**What you should do**. Which lines of the listing below contain the word "jpkwz"? Return them.

**Information provided**.

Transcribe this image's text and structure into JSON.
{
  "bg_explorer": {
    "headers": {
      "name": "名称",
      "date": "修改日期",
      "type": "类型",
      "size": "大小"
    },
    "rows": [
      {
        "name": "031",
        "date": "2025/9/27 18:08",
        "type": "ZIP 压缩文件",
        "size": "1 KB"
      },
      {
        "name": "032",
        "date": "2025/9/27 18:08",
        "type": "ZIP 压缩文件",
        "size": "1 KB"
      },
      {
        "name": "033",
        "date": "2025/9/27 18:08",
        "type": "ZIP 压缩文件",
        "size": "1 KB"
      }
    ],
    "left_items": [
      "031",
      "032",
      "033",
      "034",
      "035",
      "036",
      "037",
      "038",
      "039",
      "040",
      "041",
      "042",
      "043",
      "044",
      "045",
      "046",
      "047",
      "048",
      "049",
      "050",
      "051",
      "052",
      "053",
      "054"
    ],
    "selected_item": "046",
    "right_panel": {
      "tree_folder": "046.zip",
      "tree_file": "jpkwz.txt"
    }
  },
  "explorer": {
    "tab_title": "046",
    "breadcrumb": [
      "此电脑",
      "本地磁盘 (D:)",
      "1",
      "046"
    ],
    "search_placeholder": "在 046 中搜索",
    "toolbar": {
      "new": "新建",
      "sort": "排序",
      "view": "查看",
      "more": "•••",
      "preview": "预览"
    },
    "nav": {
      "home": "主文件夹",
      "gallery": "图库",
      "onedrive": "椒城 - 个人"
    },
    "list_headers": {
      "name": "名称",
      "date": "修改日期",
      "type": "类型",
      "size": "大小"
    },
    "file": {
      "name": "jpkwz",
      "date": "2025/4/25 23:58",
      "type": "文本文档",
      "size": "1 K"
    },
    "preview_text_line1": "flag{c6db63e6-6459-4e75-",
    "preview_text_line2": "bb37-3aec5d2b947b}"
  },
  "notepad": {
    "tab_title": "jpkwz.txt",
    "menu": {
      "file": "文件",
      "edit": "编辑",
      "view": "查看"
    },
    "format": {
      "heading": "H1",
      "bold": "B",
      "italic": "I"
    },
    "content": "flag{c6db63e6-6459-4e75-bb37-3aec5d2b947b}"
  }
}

**Solution to this exercise**.
      "tree_file": "jpkwz.txt"
      "name": "jpkwz",
    "tab_title": "jpkwz.txt",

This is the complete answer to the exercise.